Element data from apps and pages:
'''
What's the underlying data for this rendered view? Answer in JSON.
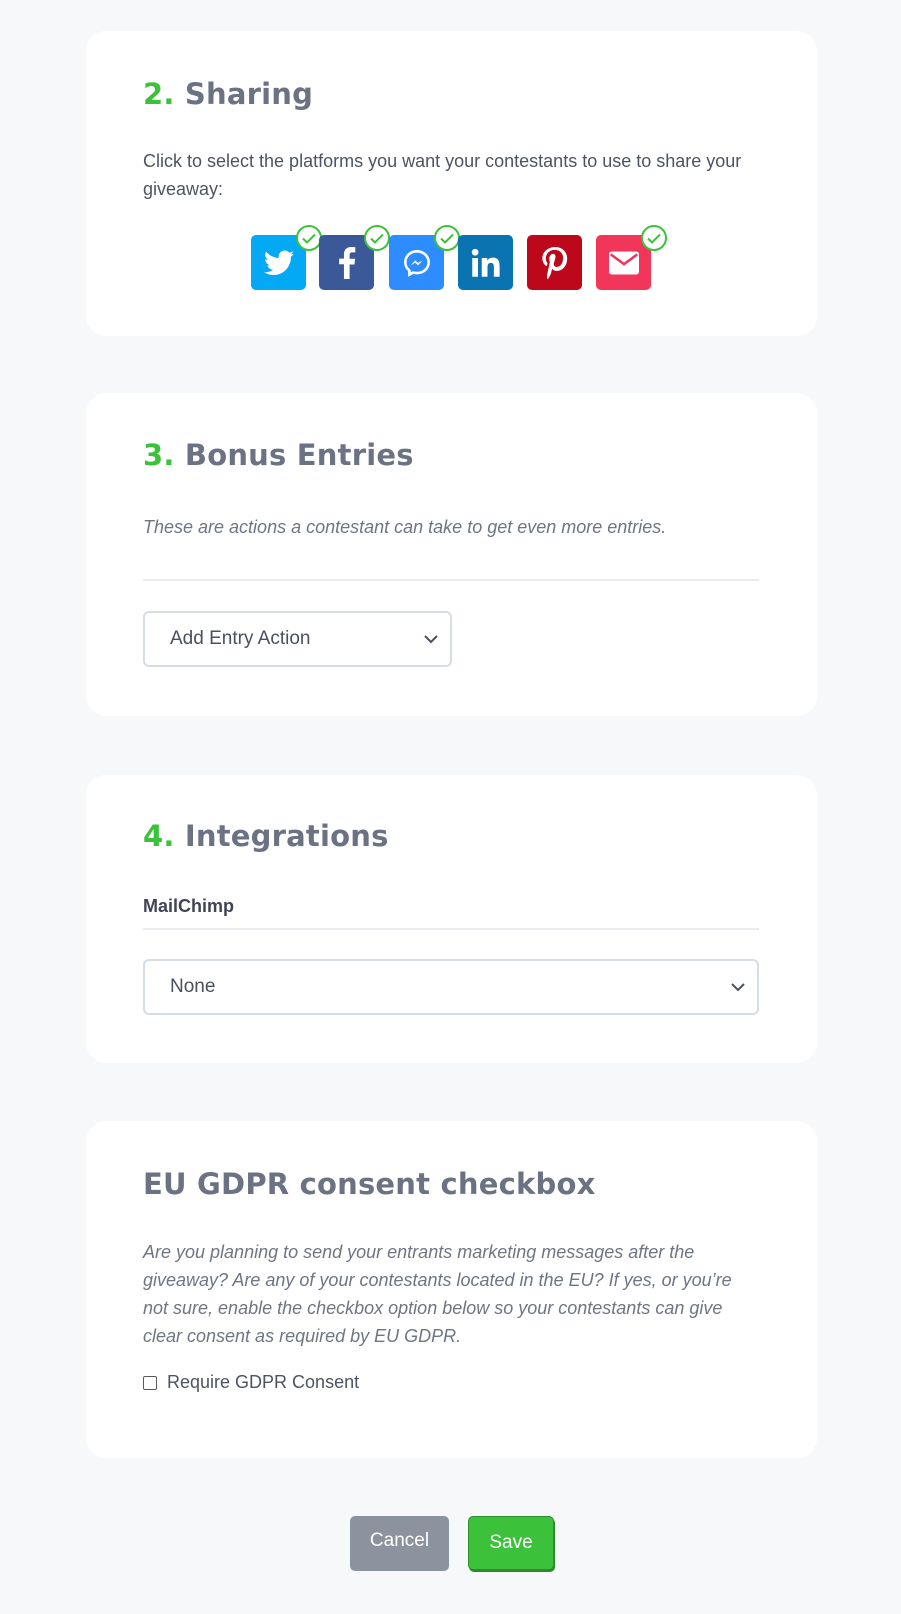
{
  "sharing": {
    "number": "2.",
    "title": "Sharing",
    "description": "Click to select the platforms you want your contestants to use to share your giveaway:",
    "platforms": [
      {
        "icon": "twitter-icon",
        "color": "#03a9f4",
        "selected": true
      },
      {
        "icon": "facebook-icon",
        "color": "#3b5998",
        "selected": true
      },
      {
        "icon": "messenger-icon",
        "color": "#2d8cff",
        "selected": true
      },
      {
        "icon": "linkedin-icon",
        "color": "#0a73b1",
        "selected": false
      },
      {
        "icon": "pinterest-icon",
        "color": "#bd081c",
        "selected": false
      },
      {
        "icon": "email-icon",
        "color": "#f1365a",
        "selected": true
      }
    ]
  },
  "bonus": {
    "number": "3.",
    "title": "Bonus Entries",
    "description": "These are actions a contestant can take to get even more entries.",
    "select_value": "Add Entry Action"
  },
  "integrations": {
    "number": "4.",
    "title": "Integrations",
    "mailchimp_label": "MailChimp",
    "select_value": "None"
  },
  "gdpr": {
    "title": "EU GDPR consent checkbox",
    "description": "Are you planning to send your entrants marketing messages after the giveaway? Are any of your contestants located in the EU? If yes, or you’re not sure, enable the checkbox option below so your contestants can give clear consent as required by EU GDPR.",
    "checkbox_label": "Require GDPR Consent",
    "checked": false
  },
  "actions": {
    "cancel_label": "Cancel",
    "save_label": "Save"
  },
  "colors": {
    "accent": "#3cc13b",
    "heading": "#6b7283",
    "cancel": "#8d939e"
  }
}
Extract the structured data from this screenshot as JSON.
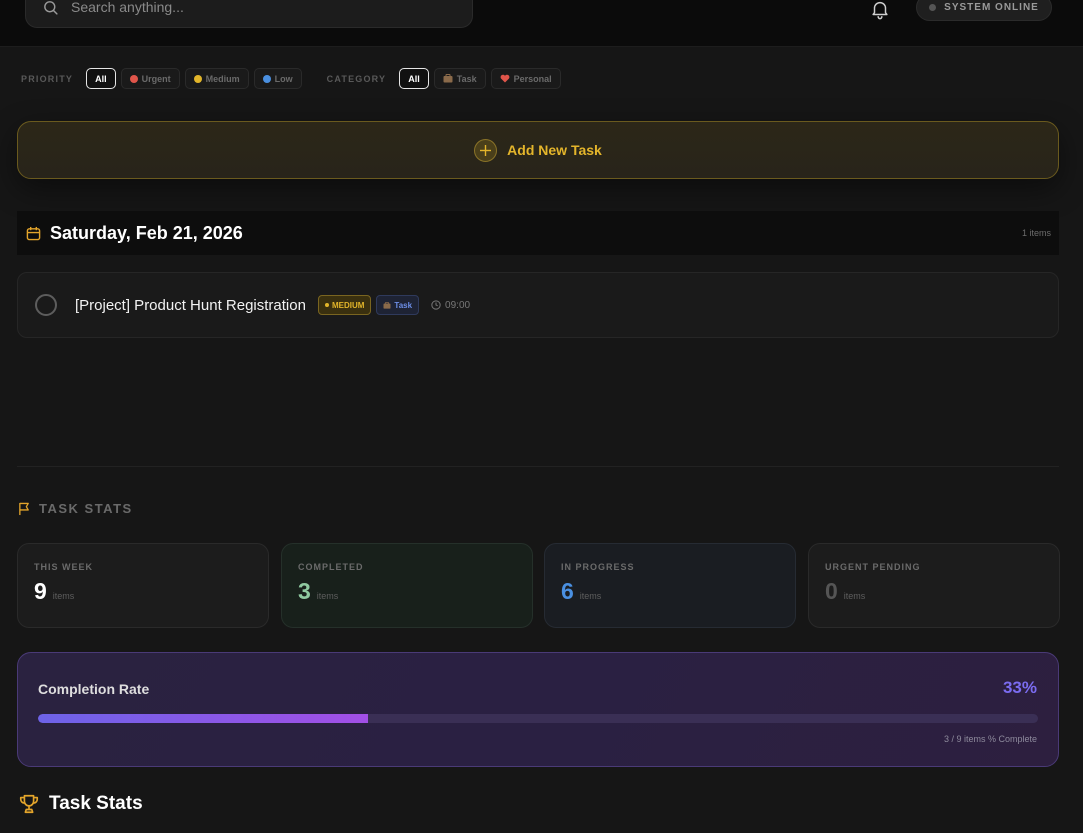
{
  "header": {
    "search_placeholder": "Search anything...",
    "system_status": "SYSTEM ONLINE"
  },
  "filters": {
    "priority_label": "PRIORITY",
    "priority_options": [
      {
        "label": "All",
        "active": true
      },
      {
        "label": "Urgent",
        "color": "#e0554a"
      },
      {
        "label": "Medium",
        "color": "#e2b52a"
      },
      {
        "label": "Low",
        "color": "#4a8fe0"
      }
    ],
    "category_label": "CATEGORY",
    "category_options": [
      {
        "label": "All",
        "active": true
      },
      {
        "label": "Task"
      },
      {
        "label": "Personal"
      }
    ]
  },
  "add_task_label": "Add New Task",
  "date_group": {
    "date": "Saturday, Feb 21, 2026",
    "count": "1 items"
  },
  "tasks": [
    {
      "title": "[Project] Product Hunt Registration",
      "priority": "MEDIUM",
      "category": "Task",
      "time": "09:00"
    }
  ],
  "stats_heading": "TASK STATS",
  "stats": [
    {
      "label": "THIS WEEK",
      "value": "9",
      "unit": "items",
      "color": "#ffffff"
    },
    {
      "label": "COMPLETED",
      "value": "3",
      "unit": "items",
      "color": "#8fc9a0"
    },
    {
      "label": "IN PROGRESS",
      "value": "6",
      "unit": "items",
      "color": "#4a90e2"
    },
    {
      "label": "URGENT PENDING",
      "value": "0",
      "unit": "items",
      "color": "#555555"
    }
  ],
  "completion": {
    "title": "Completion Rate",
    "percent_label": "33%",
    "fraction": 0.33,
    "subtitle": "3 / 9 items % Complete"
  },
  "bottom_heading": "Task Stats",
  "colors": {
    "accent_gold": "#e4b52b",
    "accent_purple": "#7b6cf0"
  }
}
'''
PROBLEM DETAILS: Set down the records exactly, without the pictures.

EXERCISE ANSWER:
What's the underlying data for this rendered view? Answer in JSON.
{
  "sharing": {
    "number": "2.",
    "title": "Sharing",
    "description": "Click to select the platforms you want your contestants to use to share your giveaway:",
    "platforms": [
      {
        "icon": "twitter-icon",
        "color": "#03a9f4",
        "selected": true
      },
      {
        "icon": "facebook-icon",
        "color": "#3b5998",
        "selected": true
      },
      {
        "icon": "messenger-icon",
        "color": "#2d8cff",
        "selected": true
      },
      {
        "icon": "linkedin-icon",
        "color": "#0a73b1",
        "selected": false
      },
      {
        "icon": "pinterest-icon",
        "color": "#bd081c",
        "selected": false
      },
      {
        "icon": "email-icon",
        "color": "#f1365a",
        "selected": true
      }
    ]
  },
  "bonus": {
    "number": "3.",
    "title": "Bonus Entries",
    "description": "These are actions a contestant can take to get even more entries.",
    "select_value": "Add Entry Action"
  },
  "integrations": {
    "number": "4.",
    "title": "Integrations",
    "mailchimp_label": "MailChimp",
    "select_value": "None"
  },
  "gdpr": {
    "title": "EU GDPR consent checkbox",
    "description": "Are you planning to send your entrants marketing messages after the giveaway? Are any of your contestants located in the EU? If yes, or you’re not sure, enable the checkbox option below so your contestants can give clear consent as required by EU GDPR.",
    "checkbox_label": "Require GDPR Consent",
    "checked": false
  },
  "actions": {
    "cancel_label": "Cancel",
    "save_label": "Save"
  },
  "colors": {
    "accent": "#3cc13b",
    "heading": "#6b7283",
    "cancel": "#8d939e"
  }
}
Extract the structured data from this screenshot as JSON.
{
  "header": {
    "search_placeholder": "Search anything...",
    "system_status": "SYSTEM ONLINE"
  },
  "filters": {
    "priority_label": "PRIORITY",
    "priority_options": [
      {
        "label": "All",
        "active": true
      },
      {
        "label": "Urgent",
        "color": "#e0554a"
      },
      {
        "label": "Medium",
        "color": "#e2b52a"
      },
      {
        "label": "Low",
        "color": "#4a8fe0"
      }
    ],
    "category_label": "CATEGORY",
    "category_options": [
      {
        "label": "All",
        "active": true
      },
      {
        "label": "Task"
      },
      {
        "label": "Personal"
      }
    ]
  },
  "add_task_label": "Add New Task",
  "date_group": {
    "date": "Saturday, Feb 21, 2026",
    "count": "1 items"
  },
  "tasks": [
    {
      "title": "[Project] Product Hunt Registration",
      "priority": "MEDIUM",
      "category": "Task",
      "time": "09:00"
    }
  ],
  "stats_heading": "TASK STATS",
  "stats": [
    {
      "label": "THIS WEEK",
      "value": "9",
      "unit": "items",
      "color": "#ffffff"
    },
    {
      "label": "COMPLETED",
      "value": "3",
      "unit": "items",
      "color": "#8fc9a0"
    },
    {
      "label": "IN PROGRESS",
      "value": "6",
      "unit": "items",
      "color": "#4a90e2"
    },
    {
      "label": "URGENT PENDING",
      "value": "0",
      "unit": "items",
      "color": "#555555"
    }
  ],
  "completion": {
    "title": "Completion Rate",
    "percent_label": "33%",
    "fraction": 0.33,
    "subtitle": "3 / 9 items % Complete"
  },
  "bottom_heading": "Task Stats",
  "colors": {
    "accent_gold": "#e4b52b",
    "accent_purple": "#7b6cf0"
  }
}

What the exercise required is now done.